Looking at me looking at you

Arden Asbæk Gallery is excited to be relaunching as a contemporary art space, presenting new and emerging talents, formats and ideas. This will be done through its new exhibition concept PLATFORM, in which handpicked artists within all genres and media will be exhibiting quarterly in the upstairs project space.
Photography David Stjernholm

A part of PLATFORM

We can finally invite you to Arden Asbæk Gallery’s first PLATFORM exhibition Looking at me looking at you with Caroline H. Thon, Josefine Winding and Luna Scales. Through painting, sculpture and video, the three artists explore themes such as body image as well as the biases and expectations linked to our own and others’ bodies.

Looking at me looking at you brings the viewer into focus through three intimate and challenging projects. These projects zero in on not only the body and the depiction of the body, but also on how we experience and involve ourselves in images that demand our participation in both their concept and form.

Caroline H. Thon’s series Manscapes presents a depiction of the male body not often seen in neither art history nor in popular culture. As American essayist Siri Hustvedt writes: “The history of art is full of women lying around naked for erotic consumption by men”, but on these oil paintings, men lie sprawled out as a soft and naked landscapes on the large raw canvases, seemingly undisturbed by the viewer’s gaze. The works are equally humoristic as they are erotic in their way of confronting us with the immediate ambivalence of what could be considered “the new female gaze”, where the objectified becomes the objectifier.

In the video installation Physical Status Report, Luna Scales confronts us with the gap between what we are seeing and what we think we are seeing. The backdrop is a rich black color and a stark contrast to Scales’ naked and marble-like skin. In this way, Scales knowingly uses references to classical art history as well as to intersectional feminism of the 21st century. The video examines the inherent power of the language that is used to both describe and review the body; a language that is institutionalized by public authorities through assessment reports and medical journals.
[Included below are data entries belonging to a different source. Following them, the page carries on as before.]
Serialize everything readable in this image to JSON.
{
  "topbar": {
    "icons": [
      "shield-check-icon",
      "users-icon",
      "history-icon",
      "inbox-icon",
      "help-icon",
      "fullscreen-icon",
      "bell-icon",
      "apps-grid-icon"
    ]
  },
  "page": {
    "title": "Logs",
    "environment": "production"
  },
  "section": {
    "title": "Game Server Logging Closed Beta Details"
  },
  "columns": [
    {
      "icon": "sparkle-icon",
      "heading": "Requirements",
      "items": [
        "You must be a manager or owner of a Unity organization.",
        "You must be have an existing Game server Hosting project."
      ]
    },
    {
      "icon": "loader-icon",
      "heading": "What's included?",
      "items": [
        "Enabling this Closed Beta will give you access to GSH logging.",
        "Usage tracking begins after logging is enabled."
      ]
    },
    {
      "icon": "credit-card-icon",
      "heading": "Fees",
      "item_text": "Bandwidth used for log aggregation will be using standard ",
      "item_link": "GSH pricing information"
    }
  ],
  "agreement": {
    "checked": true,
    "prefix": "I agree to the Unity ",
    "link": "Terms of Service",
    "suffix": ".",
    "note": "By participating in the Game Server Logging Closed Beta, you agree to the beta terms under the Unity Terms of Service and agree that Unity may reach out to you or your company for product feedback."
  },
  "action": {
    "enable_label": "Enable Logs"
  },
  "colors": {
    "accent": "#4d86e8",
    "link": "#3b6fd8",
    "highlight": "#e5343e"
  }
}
Scales aims to criticize a use of words that can affect our view and understanding of both others and ourselves by creating a universal narrative based on her own story.

At first glance Josefine Winding’s concrete sculptures appear as the diametrical opposites to both Thon’s and Scales’ soft and fleshly universes. But these geometrical sculptures, in various sizes and shapes, stand as their own landscape that both casts shadows and lets light break through, appearing equally voluminous and airy. Some of the sculptures appear almost anthropomorph, and Winding explains how their creation is much like giving shape to a body with all its curves and cavities. Winding works intuitively with finding balance in the asymmetrical, making the works appear both crooked, unusual and interfering as well as simplistic, honest and harmonious.

Caroline H. Thon is a Danish visual artist, whose primary medium is oil painting. Recently, Thon has started working with muralism and has presented large scale works in both Chile and Denmark. She has exhibited in Valparaíso, La Unión, Shanghai, Berlin, Aalborg and Copenhagen. Along her artistic practice, Thon has studied both biology and art history and has a professional background within the museum industry, where she has worked with research, curation and production.

Luna Scales is a Danish video artist, who attended the Funen Art Academy (2013-2017) and recently graduated from the Royal Danish Academy of Fine Arts (2017-2020). In 2018, Scales won the KE-prize at the Danish Artists’ Autumn Exhibition and has since then exhibited in both Denmark and Sweden, including at Bonniers Konsthall, Stockholm, and Kunsthal Charlottenborg, Copenhagen.

Josefine Winding is a Danish sculptor, who has attended Kunstskolen Spektrum. Winding creates three-dimensional and non-figurative works meant to be seen from all angles. The works, which are both geometrical and organic, can be anywhere between fifteen and two-hundred centimeters tall, and their tactility is due to the grainy putty applied by hand on their surface. Josefine Winding has exhibited numerous times and was in 2019 nominated as Arts and Craftsman of the Year at Design Awards.

Click here to experience the exhibition in 3D